=== EXERCISE AIM ===
Your task is to print every entry below exactly as given.

━━━━━━

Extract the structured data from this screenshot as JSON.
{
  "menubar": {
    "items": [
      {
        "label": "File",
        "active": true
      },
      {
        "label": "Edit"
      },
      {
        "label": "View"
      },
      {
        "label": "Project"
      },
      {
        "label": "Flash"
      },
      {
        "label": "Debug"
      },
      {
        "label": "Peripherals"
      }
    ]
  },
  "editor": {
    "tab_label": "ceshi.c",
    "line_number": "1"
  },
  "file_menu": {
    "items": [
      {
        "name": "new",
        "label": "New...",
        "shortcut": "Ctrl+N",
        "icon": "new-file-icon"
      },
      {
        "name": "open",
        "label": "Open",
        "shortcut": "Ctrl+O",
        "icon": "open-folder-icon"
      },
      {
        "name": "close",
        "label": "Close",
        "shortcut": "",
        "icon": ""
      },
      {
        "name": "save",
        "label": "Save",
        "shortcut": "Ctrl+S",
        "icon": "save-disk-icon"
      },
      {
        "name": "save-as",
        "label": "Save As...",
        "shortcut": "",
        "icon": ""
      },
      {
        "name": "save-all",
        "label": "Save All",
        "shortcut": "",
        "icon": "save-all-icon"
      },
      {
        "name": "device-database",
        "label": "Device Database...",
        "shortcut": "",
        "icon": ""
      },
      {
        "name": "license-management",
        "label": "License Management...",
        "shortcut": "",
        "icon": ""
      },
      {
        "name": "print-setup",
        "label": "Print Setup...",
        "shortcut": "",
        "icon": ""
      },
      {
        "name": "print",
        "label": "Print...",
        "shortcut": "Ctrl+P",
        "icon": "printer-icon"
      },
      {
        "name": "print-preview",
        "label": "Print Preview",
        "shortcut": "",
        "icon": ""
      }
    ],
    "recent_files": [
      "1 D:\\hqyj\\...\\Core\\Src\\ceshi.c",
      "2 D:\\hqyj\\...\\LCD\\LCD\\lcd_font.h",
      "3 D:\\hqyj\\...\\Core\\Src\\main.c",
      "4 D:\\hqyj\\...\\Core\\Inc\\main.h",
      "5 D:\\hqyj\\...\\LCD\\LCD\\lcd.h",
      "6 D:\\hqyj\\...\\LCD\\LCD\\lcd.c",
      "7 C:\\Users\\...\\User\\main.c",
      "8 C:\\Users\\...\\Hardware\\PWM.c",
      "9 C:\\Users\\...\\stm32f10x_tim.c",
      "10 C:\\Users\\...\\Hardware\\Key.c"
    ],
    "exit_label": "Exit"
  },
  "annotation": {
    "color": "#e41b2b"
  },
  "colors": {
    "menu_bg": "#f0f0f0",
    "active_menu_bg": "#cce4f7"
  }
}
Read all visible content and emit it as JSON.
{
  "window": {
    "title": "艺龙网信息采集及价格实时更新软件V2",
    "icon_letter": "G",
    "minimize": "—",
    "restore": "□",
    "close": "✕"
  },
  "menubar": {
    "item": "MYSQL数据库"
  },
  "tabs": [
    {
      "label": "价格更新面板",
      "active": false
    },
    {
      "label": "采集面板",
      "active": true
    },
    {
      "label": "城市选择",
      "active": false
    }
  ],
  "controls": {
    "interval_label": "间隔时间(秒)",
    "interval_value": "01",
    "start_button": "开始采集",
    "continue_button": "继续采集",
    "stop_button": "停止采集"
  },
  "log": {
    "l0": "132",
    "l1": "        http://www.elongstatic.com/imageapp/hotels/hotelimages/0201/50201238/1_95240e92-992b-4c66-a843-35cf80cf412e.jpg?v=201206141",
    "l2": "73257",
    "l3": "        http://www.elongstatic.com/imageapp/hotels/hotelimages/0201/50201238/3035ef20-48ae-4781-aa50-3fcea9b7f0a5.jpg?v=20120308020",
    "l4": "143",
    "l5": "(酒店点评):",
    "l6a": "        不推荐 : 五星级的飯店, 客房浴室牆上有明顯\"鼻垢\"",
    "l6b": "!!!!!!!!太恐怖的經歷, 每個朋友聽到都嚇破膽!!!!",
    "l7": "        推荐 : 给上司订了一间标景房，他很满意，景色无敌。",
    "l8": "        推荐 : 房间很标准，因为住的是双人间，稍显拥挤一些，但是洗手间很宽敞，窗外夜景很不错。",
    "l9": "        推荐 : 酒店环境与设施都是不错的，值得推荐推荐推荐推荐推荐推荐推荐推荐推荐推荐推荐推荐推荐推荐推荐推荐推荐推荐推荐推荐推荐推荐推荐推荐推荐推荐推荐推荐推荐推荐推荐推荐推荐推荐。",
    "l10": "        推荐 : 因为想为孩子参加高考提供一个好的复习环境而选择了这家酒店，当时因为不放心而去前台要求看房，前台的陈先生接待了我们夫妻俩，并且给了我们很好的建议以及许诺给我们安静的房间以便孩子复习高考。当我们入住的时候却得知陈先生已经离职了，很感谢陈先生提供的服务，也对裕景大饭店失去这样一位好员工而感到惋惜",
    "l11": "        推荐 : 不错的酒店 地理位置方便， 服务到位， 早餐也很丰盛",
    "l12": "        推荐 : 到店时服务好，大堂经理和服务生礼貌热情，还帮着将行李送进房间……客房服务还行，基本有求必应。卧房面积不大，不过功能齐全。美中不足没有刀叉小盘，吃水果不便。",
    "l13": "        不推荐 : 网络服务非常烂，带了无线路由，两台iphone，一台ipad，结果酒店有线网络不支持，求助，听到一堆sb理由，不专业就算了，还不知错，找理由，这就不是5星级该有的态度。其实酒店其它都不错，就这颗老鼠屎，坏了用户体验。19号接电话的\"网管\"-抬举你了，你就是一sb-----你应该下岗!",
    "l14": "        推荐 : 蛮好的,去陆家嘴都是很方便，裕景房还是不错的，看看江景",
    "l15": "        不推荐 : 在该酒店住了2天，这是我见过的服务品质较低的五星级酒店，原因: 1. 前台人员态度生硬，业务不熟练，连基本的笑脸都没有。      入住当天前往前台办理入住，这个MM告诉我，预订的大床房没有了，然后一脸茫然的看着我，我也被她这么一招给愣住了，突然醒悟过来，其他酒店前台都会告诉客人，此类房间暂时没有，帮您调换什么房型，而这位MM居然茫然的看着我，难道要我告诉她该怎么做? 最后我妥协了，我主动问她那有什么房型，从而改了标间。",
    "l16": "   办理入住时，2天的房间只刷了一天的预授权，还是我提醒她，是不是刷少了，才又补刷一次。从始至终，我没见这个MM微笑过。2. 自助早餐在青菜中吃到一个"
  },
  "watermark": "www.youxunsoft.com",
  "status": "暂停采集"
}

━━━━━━

=== ANSWER FOR THIS EXERCISE ===
Extract the structured data from this screenshot as JSON.
{
  "menubar": {
    "items": [
      {
        "label": "File",
        "active": true
      },
      {
        "label": "Edit"
      },
      {
        "label": "View"
      },
      {
        "label": "Project"
      },
      {
        "label": "Flash"
      },
      {
        "label": "Debug"
      },
      {
        "label": "Peripherals"
      }
    ]
  },
  "editor": {
    "tab_label": "ceshi.c",
    "line_number": "1"
  },
  "file_menu": {
    "items": [
      {
        "name": "new",
        "label": "New...",
        "shortcut": "Ctrl+N",
        "icon": "new-file-icon"
      },
      {
        "name": "open",
        "label": "Open",
        "shortcut": "Ctrl+O",
        "icon": "open-folder-icon"
      },
      {
        "name": "close",
        "label": "Close",
        "shortcut": "",
        "icon": ""
      },
      {
        "name": "save",
        "label": "Save",
        "shortcut": "Ctrl+S",
        "icon": "save-disk-icon"
      },
      {
        "name": "save-as",
        "label": "Save As...",
        "shortcut": "",
        "icon": ""
      },
      {
        "name": "save-all",
        "label": "Save All",
        "shortcut": "",
        "icon": "save-all-icon"
      },
      {
        "name": "device-database",
        "label": "Device Database...",
        "shortcut": "",
        "icon": ""
      },
      {
        "name": "license-management",
        "label": "License Management...",
        "shortcut": "",
        "icon": ""
      },
      {
        "name": "print-setup",
        "label": "Print Setup...",
        "shortcut": "",
        "icon": ""
      },
      {
        "name": "print",
        "label": "Print...",
        "shortcut": "Ctrl+P",
        "icon": "printer-icon"
      },
      {
        "name": "print-preview",
        "label": "Print Preview",
        "shortcut": "",
        "icon": ""
      }
    ],
    "recent_files": [
      "1 D:\\hqyj\\...\\Core\\Src\\ceshi.c",
      "2 D:\\hqyj\\...\\LCD\\LCD\\lcd_font.h",
      "3 D:\\hqyj\\...\\Core\\Src\\main.c",
      "4 D:\\hqyj\\...\\Core\\Inc\\main.h",
      "5 D:\\hqyj\\...\\LCD\\LCD\\lcd.h",
      "6 D:\\hqyj\\...\\LCD\\LCD\\lcd.c",
      "7 C:\\Users\\...\\User\\main.c",
      "8 C:\\Users\\...\\Hardware\\PWM.c",
      "9 C:\\Users\\...\\stm32f10x_tim.c",
      "10 C:\\Users\\...\\Hardware\\Key.c"
    ],
    "exit_label": "Exit"
  },
  "annotation": {
    "color": "#e41b2b"
  },
  "colors": {
    "menu_bg": "#f0f0f0",
    "active_menu_bg": "#cce4f7"
  }
}
Read all visible content and emit it as JSON.
{
  "window": {
    "title": "艺龙网信息采集及价格实时更新软件V2",
    "icon_letter": "G",
    "minimize": "—",
    "restore": "□",
    "close": "✕"
  },
  "menubar": {
    "item": "MYSQL数据库"
  },
  "tabs": [
    {
      "label": "价格更新面板",
      "active": false
    },
    {
      "label": "采集面板",
      "active": true
    },
    {
      "label": "城市选择",
      "active": false
    }
  ],
  "controls": {
    "interval_label": "间隔时间(秒)",
    "interval_value": "01",
    "start_button": "开始采集",
    "continue_button": "继续采集",
    "stop_button": "停止采集"
  },
  "log": {
    "l0": "132",
    "l1": "        http://www.elongstatic.com/imageapp/hotels/hotelimages/0201/50201238/1_95240e92-992b-4c66-a843-35cf80cf412e.jpg?v=201206141",
    "l2": "73257",
    "l3": "        http://www.elongstatic.com/imageapp/hotels/hotelimages/0201/50201238/3035ef20-48ae-4781-aa50-3fcea9b7f0a5.jpg?v=20120308020",
    "l4": "143",
    "l5": "(酒店点评):",
    "l6a": "        不推荐 : 五星级的飯店, 客房浴室牆上有明顯\"鼻垢\"",
    "l6b": "!!!!!!!!太恐怖的經歷, 每個朋友聽到都嚇破膽!!!!",
    "l7": "        推荐 : 给上司订了一间标景房，他很满意，景色无敌。",
    "l8": "        推荐 : 房间很标准，因为住的是双人间，稍显拥挤一些，但是洗手间很宽敞，窗外夜景很不错。",
    "l9": "        推荐 : 酒店环境与设施都是不错的，值得推荐推荐推荐推荐推荐推荐推荐推荐推荐推荐推荐推荐推荐推荐推荐推荐推荐推荐推荐推荐推荐推荐推荐推荐推荐推荐推荐推荐推荐推荐推荐推荐推荐推荐。",
    "l10": "        推荐 : 因为想为孩子参加高考提供一个好的复习环境而选择了这家酒店，当时因为不放心而去前台要求看房，前台的陈先生接待了我们夫妻俩，并且给了我们很好的建议以及许诺给我们安静的房间以便孩子复习高考。当我们入住的时候却得知陈先生已经离职了，很感谢陈先生提供的服务，也对裕景大饭店失去这样一位好员工而感到惋惜",
    "l11": "        推荐 : 不错的酒店 地理位置方便， 服务到位， 早餐也很丰盛",
    "l12": "        推荐 : 到店时服务好，大堂经理和服务生礼貌热情，还帮着将行李送进房间……客房服务还行，基本有求必应。卧房面积不大，不过功能齐全。美中不足没有刀叉小盘，吃水果不便。",
    "l13": "        不推荐 : 网络服务非常烂，带了无线路由，两台iphone，一台ipad，结果酒店有线网络不支持，求助，听到一堆sb理由，不专业就算了，还不知错，找理由，这就不是5星级该有的态度。其实酒店其它都不错，就这颗老鼠屎，坏了用户体验。19号接电话的\"网管\"-抬举你了，你就是一sb-----你应该下岗!",
    "l14": "        推荐 : 蛮好的,去陆家嘴都是很方便，裕景房还是不错的，看看江景",
    "l15": "        不推荐 : 在该酒店住了2天，这是我见过的服务品质较低的五星级酒店，原因: 1. 前台人员态度生硬，业务不熟练，连基本的笑脸都没有。      入住当天前往前台办理入住，这个MM告诉我，预订的大床房没有了，然后一脸茫然的看着我，我也被她这么一招给愣住了，突然醒悟过来，其他酒店前台都会告诉客人，此类房间暂时没有，帮您调换什么房型，而这位MM居然茫然的看着我，难道要我告诉她该怎么做? 最后我妥协了，我主动问她那有什么房型，从而改了标间。",
    "l16": "   办理入住时，2天的房间只刷了一天的预授权，还是我提醒她，是不是刷少了，才又补刷一次。从始至终，我没见这个MM微笑过。2. 自助早餐在青菜中吃到一个"
  },
  "watermark": "www.youxunsoft.com",
  "status": "暂停采集"
}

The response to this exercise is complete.